▶ [RECORDS FOR THE TASK]:
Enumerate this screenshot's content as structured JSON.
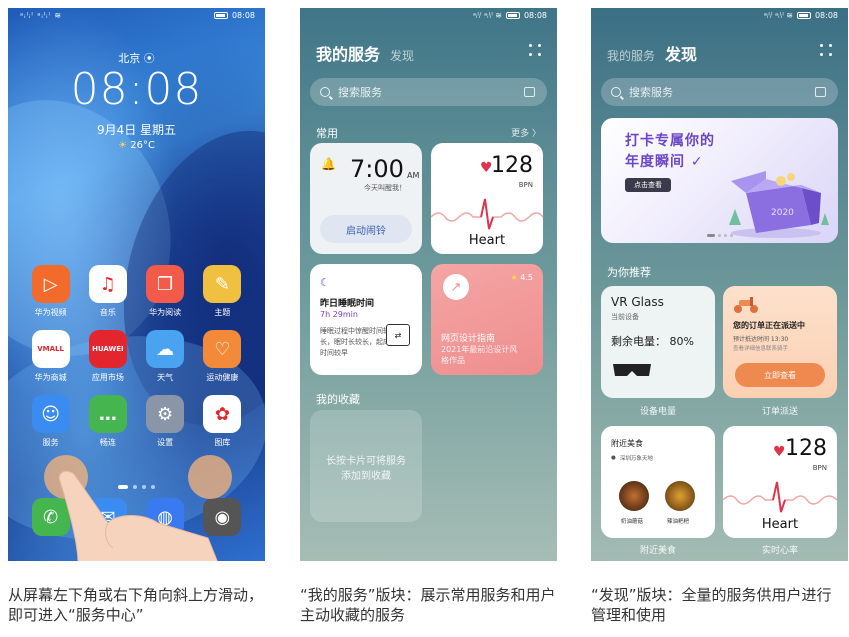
{
  "phone1": {
    "status": {
      "signal": "ᵃᵢˡᵢˡ ᵃᵢˡᵢˡ ≋",
      "time": "08:08"
    },
    "city": "北京",
    "clock": "08:08",
    "date": "9月4日 星期五",
    "weather": "26°C",
    "apps": [
      {
        "label": "华为视频",
        "icon": "video-icon",
        "color": "#f26b2a",
        "glyph": "▷"
      },
      {
        "label": "音乐",
        "icon": "music-icon",
        "color": "#ffffff",
        "glyph": "♫"
      },
      {
        "label": "华为阅读",
        "icon": "book-icon",
        "color": "#f25b4a",
        "glyph": "❐"
      },
      {
        "label": "主题",
        "icon": "brush-icon",
        "color": "#f0c040",
        "glyph": "✎"
      },
      {
        "label": "华为商城",
        "icon": "vmall-icon",
        "color": "#ffffff",
        "glyph": "VMALL"
      },
      {
        "label": "应用市场",
        "icon": "appgallery-icon",
        "color": "#e3262e",
        "glyph": "HUAWEI"
      },
      {
        "label": "天气",
        "icon": "weather-icon",
        "color": "#4aa3f0",
        "glyph": "☁"
      },
      {
        "label": "运动健康",
        "icon": "health-icon",
        "color": "#f28a3a",
        "glyph": "♡"
      },
      {
        "label": "服务",
        "icon": "service-icon",
        "color": "#3a8cf0",
        "glyph": "☺"
      },
      {
        "label": "畅连",
        "icon": "chat-icon",
        "color": "#45b550",
        "glyph": "…"
      },
      {
        "label": "设置",
        "icon": "settings-icon",
        "color": "#8a95a8",
        "glyph": "⚙"
      },
      {
        "label": "图库",
        "icon": "gallery-icon",
        "color": "#ffffff",
        "glyph": "✿"
      }
    ],
    "dock": [
      {
        "icon": "phone-icon",
        "color": "#45b550",
        "glyph": "✆"
      },
      {
        "icon": "messages-icon",
        "color": "#3a8cf0",
        "glyph": "✉"
      },
      {
        "icon": "browser-icon",
        "color": "#3a7af0",
        "glyph": "◍"
      },
      {
        "icon": "camera-icon",
        "color": "#555555",
        "glyph": "◉"
      }
    ]
  },
  "phone2": {
    "status": {
      "signal": "ᵃᵢˡᵢˡ ᵃᵢˡᵢˡ ≋",
      "time": "08:08"
    },
    "tab_active": "我的服务",
    "tab_other": "发现",
    "search_placeholder": "搜索服务",
    "section_common": "常用",
    "section_more": "更多 〉",
    "alarm": {
      "time": "7:00",
      "ampm": "AM",
      "subtitle": "今天叫醒我！",
      "button": "启动闹铃"
    },
    "heart": {
      "value": "128",
      "unit": "BPN",
      "label": "Heart"
    },
    "sleep": {
      "title": "昨日睡眠时间",
      "duration": "7h 29min",
      "desc": "睡眠过程中惊醒时间较长，眠时长较长，起床时间较早"
    },
    "design": {
      "rating": "4.5",
      "title": "网页设计指南",
      "subtitle": "2021年最前沿设计风格作品"
    },
    "section_favorites": "我的收藏",
    "favorites_hint": "长按卡片可将服务添加到收藏"
  },
  "phone3": {
    "status": {
      "signal": "ᵃᵢˡᵢˡ ᵃᵢˡᵢˡ ≋",
      "time": "08:08"
    },
    "tab_other": "我的服务",
    "tab_active": "发现",
    "search_placeholder": "搜索服务",
    "promo": {
      "line1": "打卡专属你的",
      "line2": "年度瞬间 ✓",
      "button": "点击查看",
      "year": "2020"
    },
    "section_recommend": "为你推荐",
    "vr": {
      "title": "VR Glass",
      "subtitle": "当前设备",
      "battery": "剩余电量：  80%"
    },
    "vr_caption": "设备电量",
    "order": {
      "title": "您的订单正在派送中",
      "eta": "预计抵达时间 13:30",
      "note": "查看详细信息联系骑手",
      "button": "立即查看"
    },
    "order_caption": "订单派送",
    "food": {
      "title": "附近美食",
      "location": "深圳万象天地",
      "dish1": "奶油蘑菇",
      "dish2": "辣油粑粑"
    },
    "food_caption": "附近美食",
    "heart": {
      "value": "128",
      "unit": "BPN",
      "label": "Heart"
    },
    "heart_caption": "实时心率"
  },
  "captions": {
    "c1": "从屏幕左下角或右下角向斜上方滑动，即可进入“服务中心”",
    "c2": "“我的服务”版块：展示常用服务和用户主动收藏的服务",
    "c3": "“发现”版块：全量的服务供用户进行管理和使用"
  }
}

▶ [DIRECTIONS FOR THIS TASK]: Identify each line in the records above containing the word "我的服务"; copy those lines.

▶ [ANSWER TO THIS EXERCISE]:
    "tab_active": "我的服务",
    "tab_other": "我的服务",
    "c2": "“我的服务”版块：展示常用服务和用户主动收藏的服务",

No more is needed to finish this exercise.